> [Required work] Copy the result of filtering the entries below for lines that include the string "icon".

> [Interface dataset entries]
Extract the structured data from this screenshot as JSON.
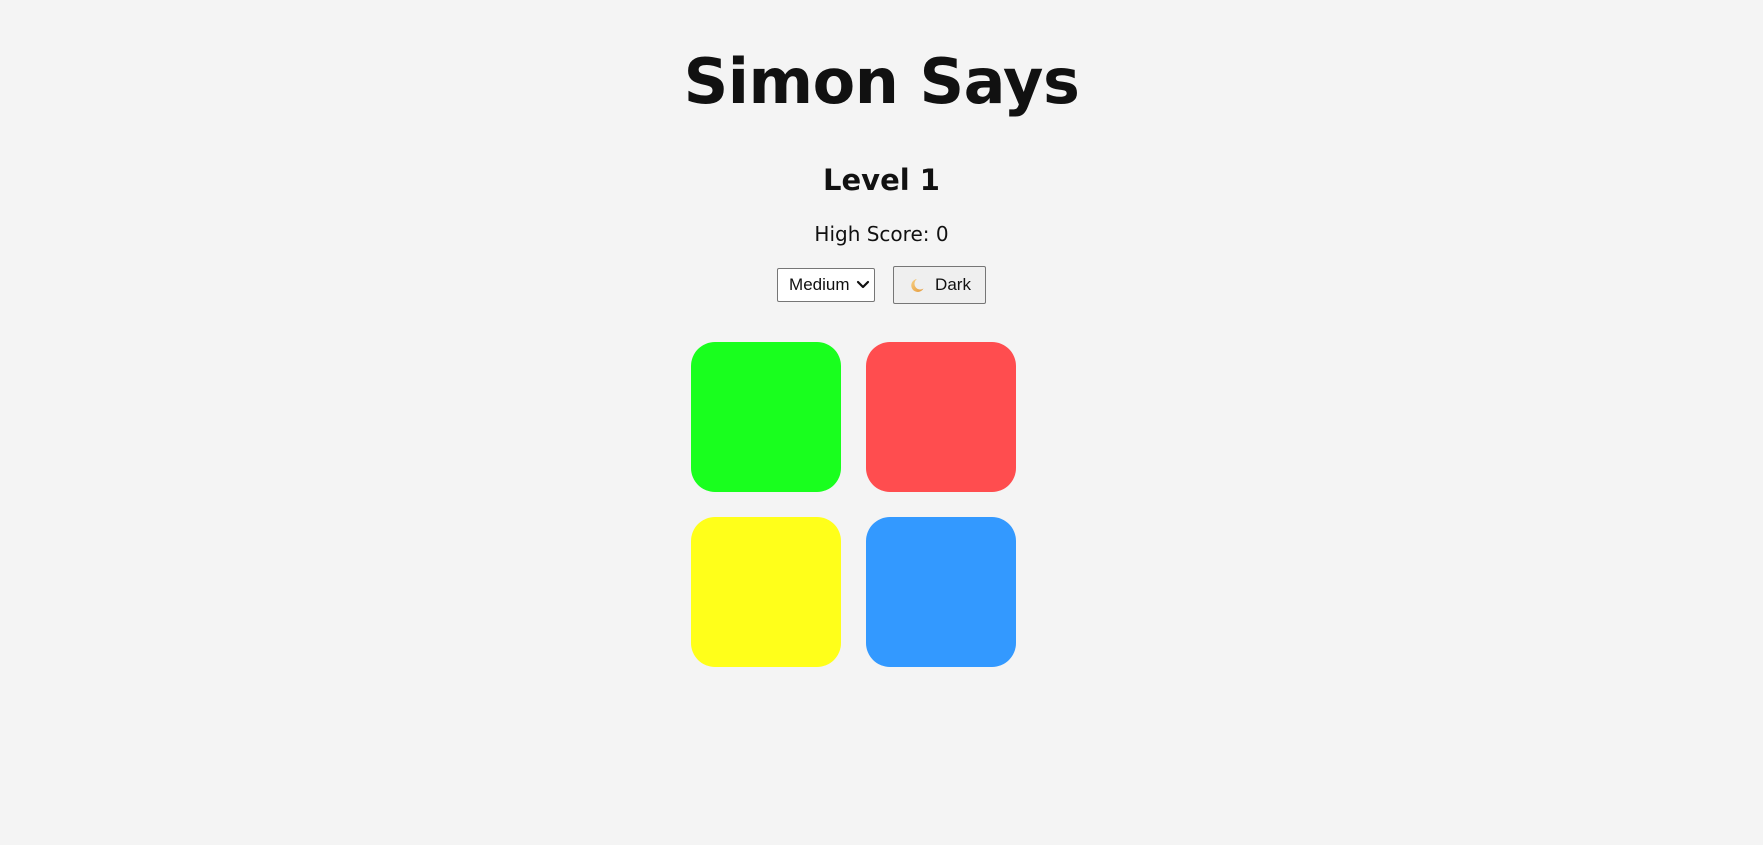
{
  "game": {
    "title": "Simon Says",
    "level_text": "Level 1",
    "high_score_text": "High Score: 0"
  },
  "controls": {
    "difficulty": {
      "selected": "Medium",
      "icon": "chevron-down-icon"
    },
    "theme_button": {
      "icon": "moon-icon",
      "label": "Dark"
    }
  },
  "pads": [
    {
      "name": "green",
      "color": "#19ff1e"
    },
    {
      "name": "red",
      "color": "#ff4d4f"
    },
    {
      "name": "yellow",
      "color": "#ffff1a"
    },
    {
      "name": "blue",
      "color": "#3399ff"
    }
  ],
  "colors": {
    "background": "#f4f4f4",
    "text": "#111111"
  }
}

> [Result of this task]
      "icon": "chevron-down-icon"
      "icon": "moon-icon",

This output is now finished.